Input data Block Start
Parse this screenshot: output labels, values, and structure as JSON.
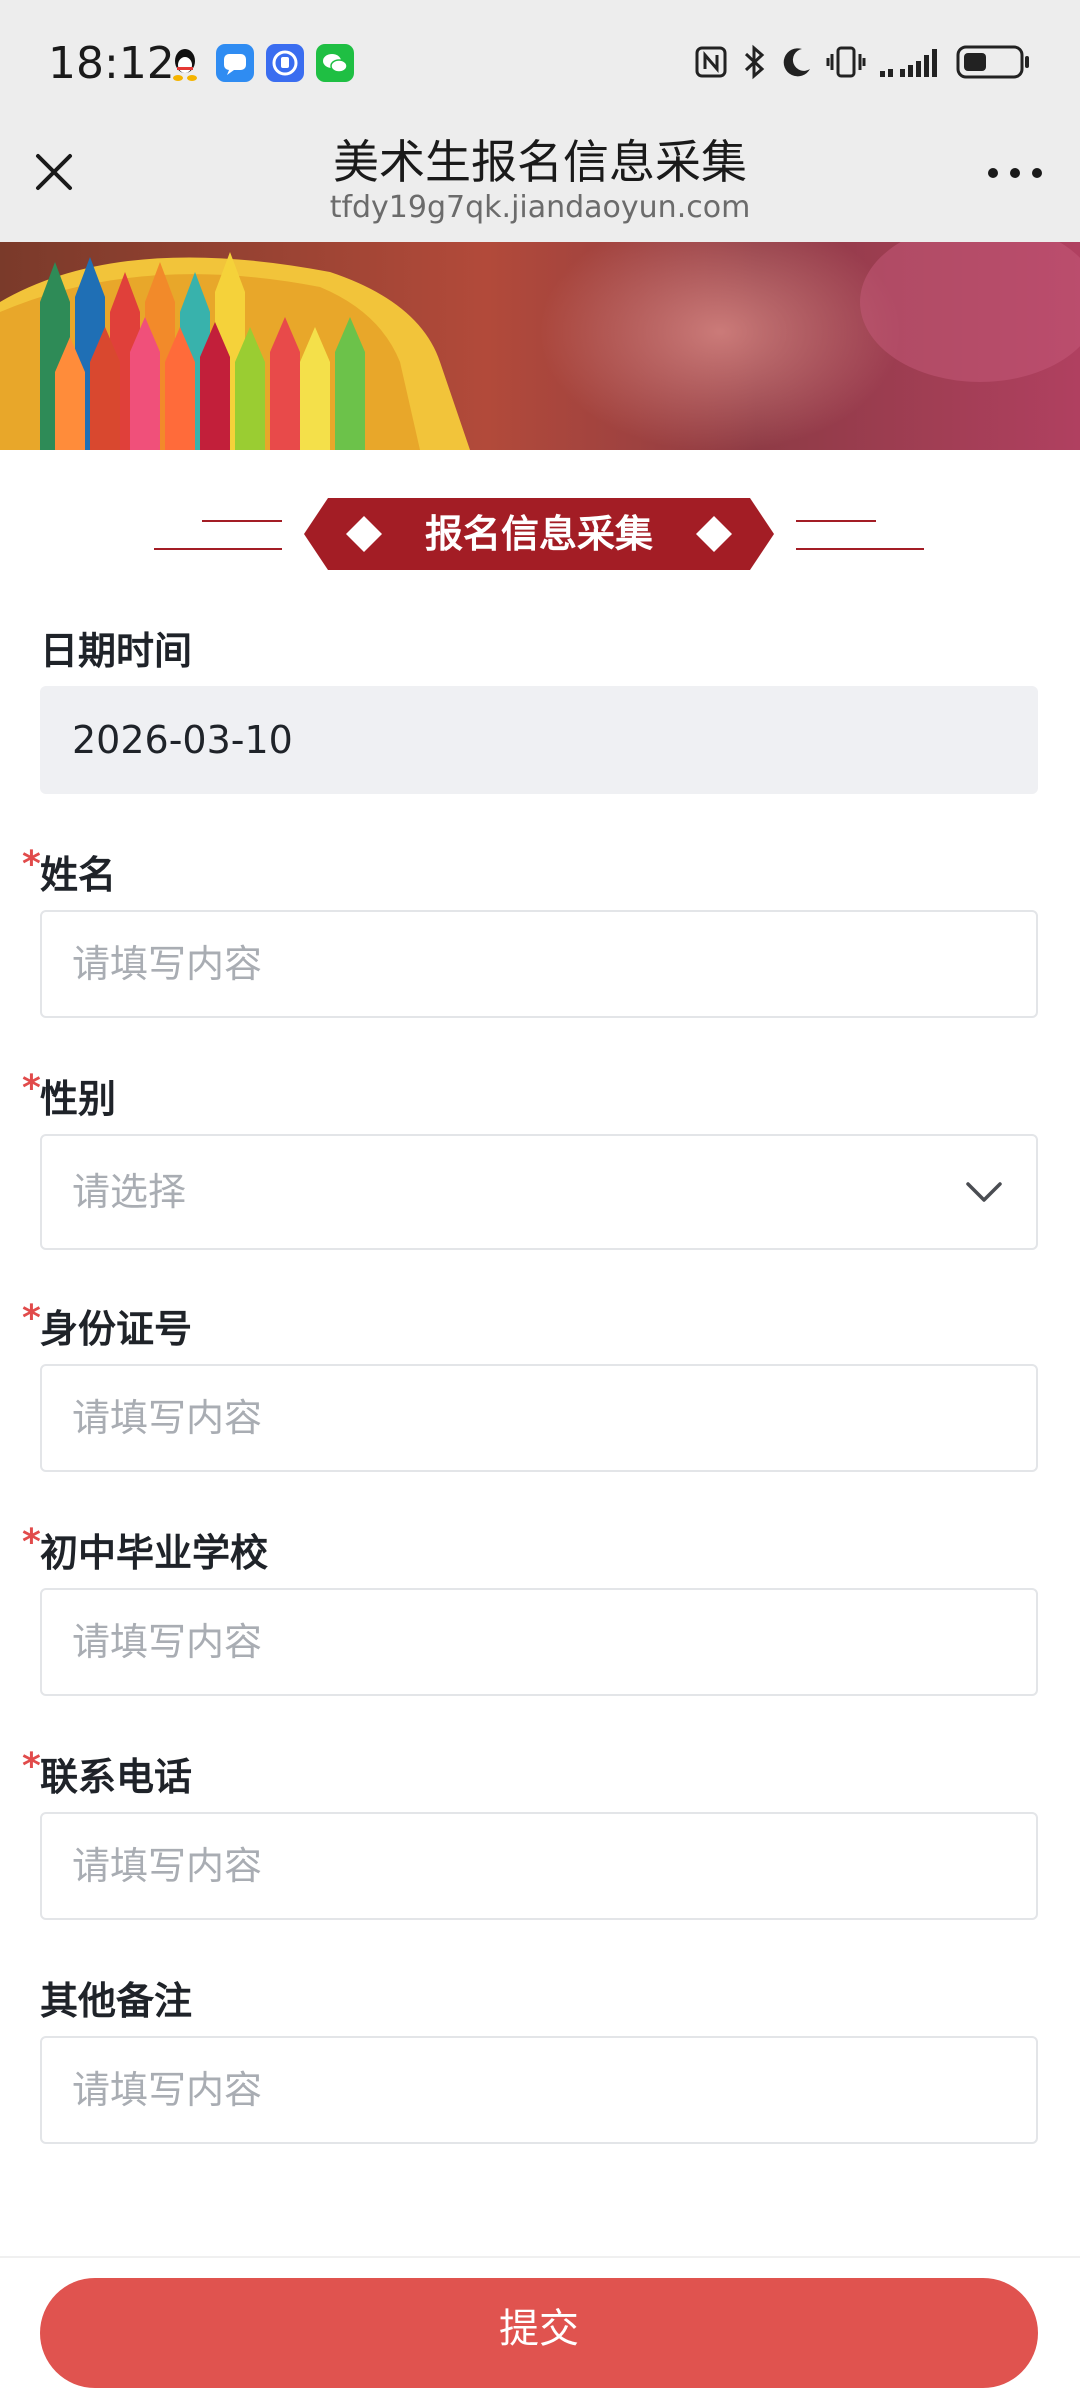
{
  "status_bar": {
    "time": "18:12",
    "app_icons": [
      "qq-icon",
      "message-icon",
      "app-shield-icon",
      "wechat-icon"
    ],
    "right_icons": [
      "nfc-icon",
      "bluetooth-icon",
      "moon-icon",
      "vibrate-icon",
      "signal-icon",
      "battery-icon"
    ]
  },
  "header": {
    "title": "美术生报名信息采集",
    "url": "tfdy19g7qk.jiandaoyun.com"
  },
  "section": {
    "title": "报名信息采集"
  },
  "form": {
    "fields": [
      {
        "label": "日期时间",
        "required": false,
        "value": "2026-03-10",
        "placeholder": "",
        "type": "text",
        "readonly": true
      },
      {
        "label": "姓名",
        "required": true,
        "value": "",
        "placeholder": "请填写内容",
        "type": "text"
      },
      {
        "label": "性别",
        "required": true,
        "value": "",
        "placeholder": "请选择",
        "type": "select"
      },
      {
        "label": "身份证号",
        "required": true,
        "value": "",
        "placeholder": "请填写内容",
        "type": "text"
      },
      {
        "label": "初中毕业学校",
        "required": true,
        "value": "",
        "placeholder": "请填写内容",
        "type": "text"
      },
      {
        "label": "联系电话",
        "required": true,
        "value": "",
        "placeholder": "请填写内容",
        "type": "text"
      },
      {
        "label": "其他备注",
        "required": false,
        "value": "",
        "placeholder": "请填写内容",
        "type": "text"
      }
    ],
    "required_mark": "*",
    "submit_label": "提交"
  },
  "colors": {
    "accent_red": "#a31d25",
    "submit_red": "#e0534f",
    "required_red": "#e14b4b",
    "placeholder_grey": "#a9adb3"
  }
}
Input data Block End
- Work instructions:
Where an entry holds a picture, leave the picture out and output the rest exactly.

- Finished exercise:
Parse this screenshot: output labels, values, and structure as JSON.
{
  "status_bar": {
    "time": "18:12",
    "app_icons": [
      "qq-icon",
      "message-icon",
      "app-shield-icon",
      "wechat-icon"
    ],
    "right_icons": [
      "nfc-icon",
      "bluetooth-icon",
      "moon-icon",
      "vibrate-icon",
      "signal-icon",
      "battery-icon"
    ]
  },
  "header": {
    "title": "美术生报名信息采集",
    "url": "tfdy19g7qk.jiandaoyun.com"
  },
  "section": {
    "title": "报名信息采集"
  },
  "form": {
    "fields": [
      {
        "label": "日期时间",
        "required": false,
        "value": "2026-03-10",
        "placeholder": "",
        "type": "text",
        "readonly": true
      },
      {
        "label": "姓名",
        "required": true,
        "value": "",
        "placeholder": "请填写内容",
        "type": "text"
      },
      {
        "label": "性别",
        "required": true,
        "value": "",
        "placeholder": "请选择",
        "type": "select"
      },
      {
        "label": "身份证号",
        "required": true,
        "value": "",
        "placeholder": "请填写内容",
        "type": "text"
      },
      {
        "label": "初中毕业学校",
        "required": true,
        "value": "",
        "placeholder": "请填写内容",
        "type": "text"
      },
      {
        "label": "联系电话",
        "required": true,
        "value": "",
        "placeholder": "请填写内容",
        "type": "text"
      },
      {
        "label": "其他备注",
        "required": false,
        "value": "",
        "placeholder": "请填写内容",
        "type": "text"
      }
    ],
    "required_mark": "*",
    "submit_label": "提交"
  },
  "colors": {
    "accent_red": "#a31d25",
    "submit_red": "#e0534f",
    "required_red": "#e14b4b",
    "placeholder_grey": "#a9adb3"
  }
}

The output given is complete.